Finally we finish the page by doing the pairwork in exercise 4. Rather than asking them to reopen their tablets, you can use your projected coursebook to orientate and instruct the students. Students then do the task to get the idea and practice. However this first run through is also a rehearsal for recording.
Once the students are ready, going back to the audio note they record themselves doing exercise 4. They can then listen back and assess their own performance. You can help, guide and point them in the right direction before asking them to do the task for a third time (again recording) to note improvements.
There you go, a lesson using a digital coursebook. Not too dissimilar to what you’ve done before the digitalization is it? But before the naysayers pipe up, look at what the digital coursebook added. First of all the material was in one place so no need for extra audio equipment or finding a way to project large images to work in plenary. We added the ability for the students to record themselves, we didn’t have to control audio so they could work at their own pace. As a teacher I could work specifically with those that needed extra help while others could get on with a task. We still did group and pair work and we still got to do some good old-fashioned drilling.
Hopefully by now you’re getting into the swing of using the tablet. There are some obvious digital follow ups. By that I mean activities we can give the students as extension activities, just as you would do when using a paper-based coursebook. Obviously you can choose the ones that best suit your class but here are a couple of things to get you started.
As a class follow up for vocabulary I use the Socrative app to create a nationality or language quiz. The students can then play the team game. (When you download the app look through what it can do). You will see a game called space race. This makes for a fun way to end the lesson and review the lexis of the lesson. By connecting to Socrative through their tablets they are automatically playing in teams which provides a different interaction to those already used in the lesson. If you are new to Socrative, note that there are two apps: one for the teacher and one for students. After creating an account, you log in to the teacher version to create and run the game. The students join in on the student version of the app.
Homework will be getting the students to use an app such as fotobabble to create their own photo as per the examples on page thirty-six. They take a selfie and then use the language of the lesson to talk about themselves. Here that task not only uses the coursebook as the impetus but also because students have to record their audio (for other students) it gives a communicative focus to the language revision. If students cannot take their tablet home, they can do this on their mobile phones or computer. Alternatively, another task is to get the students to take photos of things of different origins e.g. An English dictionary, Italian food. If you set this for homework, students come to the next lesson with photos that not only revise the language of the lesson but sets up the next lesson perfectly!

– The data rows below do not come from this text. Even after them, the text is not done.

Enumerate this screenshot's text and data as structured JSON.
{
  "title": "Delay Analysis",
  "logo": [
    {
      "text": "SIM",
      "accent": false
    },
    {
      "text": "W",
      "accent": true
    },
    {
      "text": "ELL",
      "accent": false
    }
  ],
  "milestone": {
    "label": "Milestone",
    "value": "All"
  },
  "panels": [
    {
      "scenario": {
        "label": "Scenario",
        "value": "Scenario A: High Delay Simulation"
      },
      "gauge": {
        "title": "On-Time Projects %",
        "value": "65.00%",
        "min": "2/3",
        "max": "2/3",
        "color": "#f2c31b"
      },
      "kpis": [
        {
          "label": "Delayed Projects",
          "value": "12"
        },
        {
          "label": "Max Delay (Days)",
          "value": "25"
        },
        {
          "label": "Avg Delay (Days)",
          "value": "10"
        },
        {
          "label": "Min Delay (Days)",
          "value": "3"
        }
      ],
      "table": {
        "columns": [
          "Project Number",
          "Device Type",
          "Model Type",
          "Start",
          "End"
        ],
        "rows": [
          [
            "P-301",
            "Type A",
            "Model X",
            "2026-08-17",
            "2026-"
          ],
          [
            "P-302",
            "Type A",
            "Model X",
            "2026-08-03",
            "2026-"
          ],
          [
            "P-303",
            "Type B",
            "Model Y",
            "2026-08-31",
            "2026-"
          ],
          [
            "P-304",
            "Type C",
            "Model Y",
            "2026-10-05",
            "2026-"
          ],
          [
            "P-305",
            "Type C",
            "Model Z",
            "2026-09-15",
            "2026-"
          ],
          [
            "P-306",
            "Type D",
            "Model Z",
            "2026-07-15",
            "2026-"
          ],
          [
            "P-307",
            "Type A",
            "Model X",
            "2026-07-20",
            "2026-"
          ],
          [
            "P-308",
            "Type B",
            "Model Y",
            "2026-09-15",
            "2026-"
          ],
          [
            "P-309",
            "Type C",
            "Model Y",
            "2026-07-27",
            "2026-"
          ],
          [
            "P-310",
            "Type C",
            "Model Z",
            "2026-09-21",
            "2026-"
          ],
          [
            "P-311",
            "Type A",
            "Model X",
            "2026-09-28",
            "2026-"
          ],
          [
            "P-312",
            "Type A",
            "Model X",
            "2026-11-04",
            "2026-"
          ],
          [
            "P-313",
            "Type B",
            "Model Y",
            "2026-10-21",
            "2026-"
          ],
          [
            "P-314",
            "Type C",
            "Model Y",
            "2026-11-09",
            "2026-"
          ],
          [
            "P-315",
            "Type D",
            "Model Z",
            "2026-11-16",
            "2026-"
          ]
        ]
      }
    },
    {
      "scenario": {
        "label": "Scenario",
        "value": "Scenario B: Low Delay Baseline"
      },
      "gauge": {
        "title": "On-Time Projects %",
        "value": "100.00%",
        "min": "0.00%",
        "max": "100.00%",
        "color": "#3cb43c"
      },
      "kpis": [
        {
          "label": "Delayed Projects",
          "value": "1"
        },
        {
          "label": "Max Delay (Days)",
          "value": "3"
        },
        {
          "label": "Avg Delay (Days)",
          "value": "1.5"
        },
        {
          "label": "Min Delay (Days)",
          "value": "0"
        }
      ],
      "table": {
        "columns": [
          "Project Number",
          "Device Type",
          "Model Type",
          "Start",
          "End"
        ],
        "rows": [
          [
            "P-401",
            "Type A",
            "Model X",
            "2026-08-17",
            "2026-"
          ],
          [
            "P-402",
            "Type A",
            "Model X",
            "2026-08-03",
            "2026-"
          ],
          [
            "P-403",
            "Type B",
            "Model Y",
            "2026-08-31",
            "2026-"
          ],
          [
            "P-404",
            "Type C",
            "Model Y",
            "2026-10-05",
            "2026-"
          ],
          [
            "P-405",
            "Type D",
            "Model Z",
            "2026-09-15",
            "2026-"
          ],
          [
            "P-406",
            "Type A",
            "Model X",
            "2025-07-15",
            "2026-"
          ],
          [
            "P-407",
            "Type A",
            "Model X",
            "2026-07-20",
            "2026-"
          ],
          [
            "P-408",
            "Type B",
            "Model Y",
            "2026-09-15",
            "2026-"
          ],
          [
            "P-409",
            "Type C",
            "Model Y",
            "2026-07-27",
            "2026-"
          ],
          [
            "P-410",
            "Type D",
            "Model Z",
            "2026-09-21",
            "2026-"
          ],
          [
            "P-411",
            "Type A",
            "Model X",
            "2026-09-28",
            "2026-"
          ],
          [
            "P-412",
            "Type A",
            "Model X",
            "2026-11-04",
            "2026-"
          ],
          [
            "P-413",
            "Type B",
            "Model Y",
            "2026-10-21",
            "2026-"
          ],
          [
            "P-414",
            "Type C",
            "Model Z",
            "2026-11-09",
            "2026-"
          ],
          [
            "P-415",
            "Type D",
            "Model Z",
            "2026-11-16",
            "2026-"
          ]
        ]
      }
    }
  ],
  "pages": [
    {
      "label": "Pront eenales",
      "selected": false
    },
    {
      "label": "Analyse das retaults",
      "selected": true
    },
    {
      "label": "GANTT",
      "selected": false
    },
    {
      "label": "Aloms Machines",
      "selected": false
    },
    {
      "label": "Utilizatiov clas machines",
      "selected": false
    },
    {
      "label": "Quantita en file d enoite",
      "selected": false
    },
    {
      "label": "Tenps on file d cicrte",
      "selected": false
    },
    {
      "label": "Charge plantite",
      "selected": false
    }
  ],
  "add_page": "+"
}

Right, there’s a lot for you to get trying out. Feel free to leave me a comment saying what worked or didn’t.